Politics Of Illusion
Maybe this essay’s literalism annoys you. So what if “white” people aren’t really white? Must we adopt some correct but clumsy term? “Caucasian”, perhaps? “European-American”? How inconvenient! “White” is such a short, simple word; it takes so little time and thought to say; so won’t it do?
No, it won’t. Consider this riddle, one told by Abraham Lincoln:
Suppose you call a tail a leg. How many legs does a dog have?
Answer: Four. Calling a tail a leg doesn’t make it a leg.
Likewise, I say: calling people white doesn’t make them white.
Dear reader, I urge you to see with your own eyes, rather than with other people’s lies! For whiteness is a lie. It supports the pseudoscience of race and the tyranny of supremacism, and it is itself an illusion. Anyone who sees white people is literally hallucinating.
Racism requires such hallucinations, for race does not exist. Race is an exaggeration. It is a genetic tan. It’s skin-deep. It is no more than a tribal signifier; and tribalism fights for symbols, not realities.
Humankind’s skill at manipulating symbols leaves us vulnerable to being manipulated by our own symbols. It is a kind of magic spell that we can cast upon ourselves; hatred by hypnosis.
How to dispel such ensorcelment? This essay proposes an aesthetic antidote and a moral tactic. The aesthetic antidote is optical precision.
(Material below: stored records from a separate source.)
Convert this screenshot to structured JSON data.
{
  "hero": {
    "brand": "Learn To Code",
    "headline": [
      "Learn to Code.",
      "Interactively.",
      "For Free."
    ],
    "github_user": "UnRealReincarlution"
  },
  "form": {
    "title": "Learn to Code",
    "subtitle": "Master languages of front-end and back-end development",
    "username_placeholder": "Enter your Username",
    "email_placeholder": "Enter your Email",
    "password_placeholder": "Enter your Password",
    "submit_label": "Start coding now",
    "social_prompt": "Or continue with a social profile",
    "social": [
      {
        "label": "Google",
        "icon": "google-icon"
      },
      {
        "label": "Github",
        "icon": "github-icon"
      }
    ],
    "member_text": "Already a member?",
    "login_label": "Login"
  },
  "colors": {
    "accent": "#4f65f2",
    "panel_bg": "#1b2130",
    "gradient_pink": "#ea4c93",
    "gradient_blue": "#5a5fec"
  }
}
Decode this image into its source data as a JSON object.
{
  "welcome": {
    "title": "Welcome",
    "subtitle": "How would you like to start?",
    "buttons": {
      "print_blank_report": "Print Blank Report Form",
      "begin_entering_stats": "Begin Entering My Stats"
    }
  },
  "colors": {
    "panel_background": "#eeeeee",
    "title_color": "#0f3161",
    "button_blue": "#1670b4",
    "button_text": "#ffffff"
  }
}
Mark Twain defined the moral tactic with this aphorism:
One horselaugh is worth a thousand syllogisms.